__Raw data__.
---*---

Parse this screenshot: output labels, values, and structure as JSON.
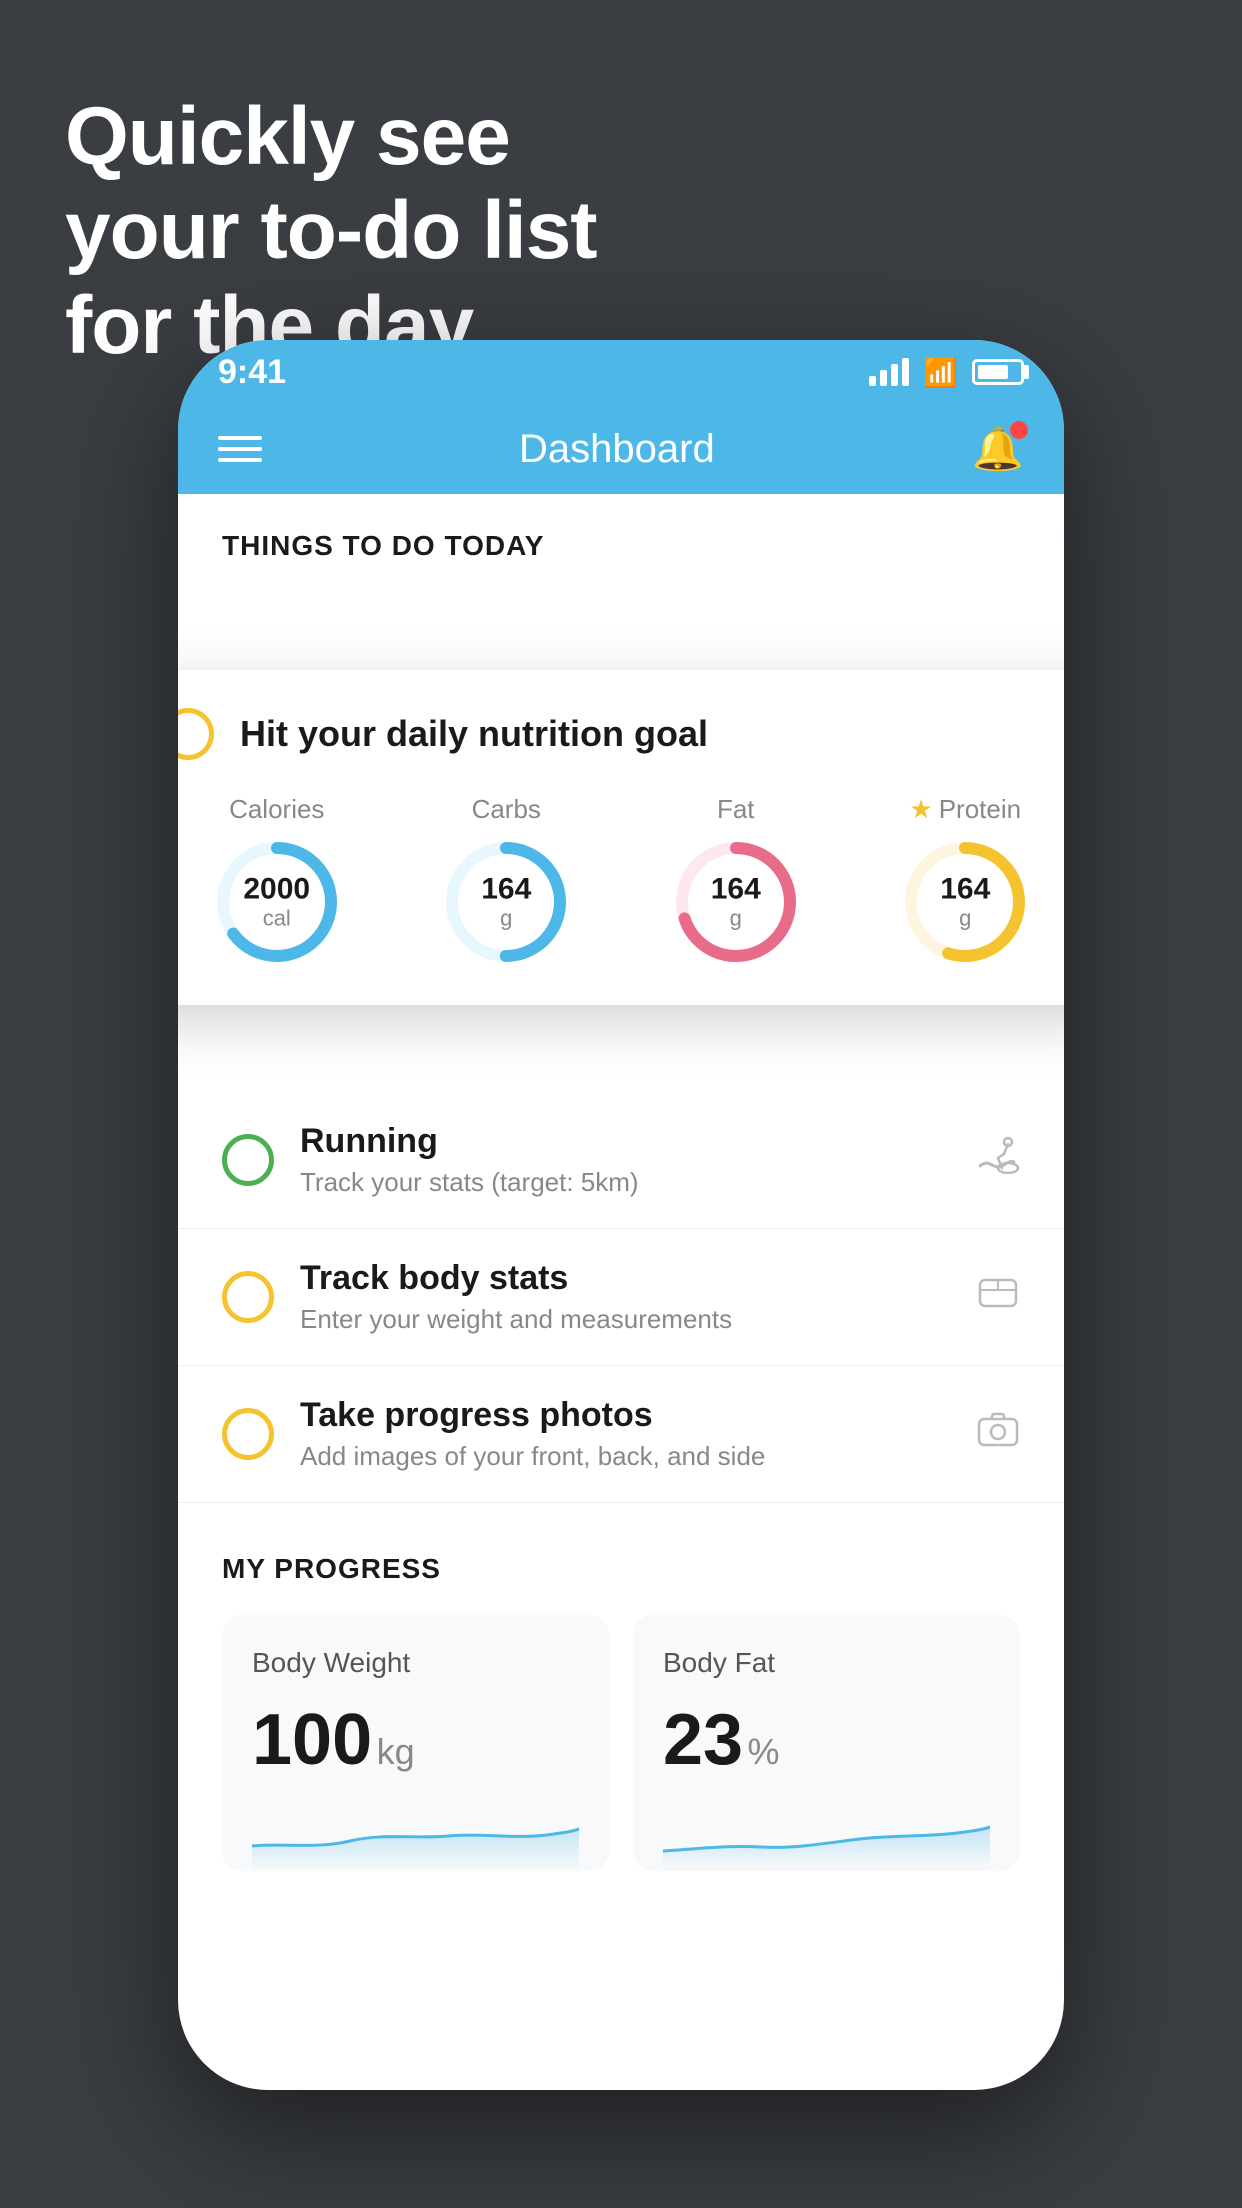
{
  "background": {
    "headline_line1": "Quickly see",
    "headline_line2": "your to-do list",
    "headline_line3": "for the day."
  },
  "status_bar": {
    "time": "9:41"
  },
  "nav": {
    "title": "Dashboard"
  },
  "content": {
    "section_title": "THINGS TO DO TODAY",
    "floating_card": {
      "title": "Hit your daily nutrition goal",
      "items": [
        {
          "label": "Calories",
          "value": "2000",
          "unit": "cal",
          "color": "#4db8e8",
          "pct": 65
        },
        {
          "label": "Carbs",
          "value": "164",
          "unit": "g",
          "color": "#4db8e8",
          "pct": 50
        },
        {
          "label": "Fat",
          "value": "164",
          "unit": "g",
          "color": "#e86b8a",
          "pct": 70
        },
        {
          "label": "Protein",
          "value": "164",
          "unit": "g",
          "color": "#f5c330",
          "pct": 55,
          "star": true
        }
      ]
    },
    "todo_items": [
      {
        "circle_color": "green",
        "title": "Running",
        "subtitle": "Track your stats (target: 5km)",
        "icon": "👟"
      },
      {
        "circle_color": "yellow",
        "title": "Track body stats",
        "subtitle": "Enter your weight and measurements",
        "icon": "⚖️"
      },
      {
        "circle_color": "yellow",
        "title": "Take progress photos",
        "subtitle": "Add images of your front, back, and side",
        "icon": "🖼️"
      }
    ],
    "progress_section": {
      "header": "MY PROGRESS",
      "cards": [
        {
          "title": "Body Weight",
          "value": "100",
          "unit": "kg"
        },
        {
          "title": "Body Fat",
          "value": "23",
          "unit": "%"
        }
      ]
    }
  }
}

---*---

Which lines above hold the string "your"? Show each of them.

__Answer section__.
    "headline_line2": "your to-do list",
      "title": "Hit your daily nutrition goal",
        "subtitle": "Track your stats (target: 5km)",
        "subtitle": "Enter your weight and measurements",
        "subtitle": "Add images of your front, back, and side",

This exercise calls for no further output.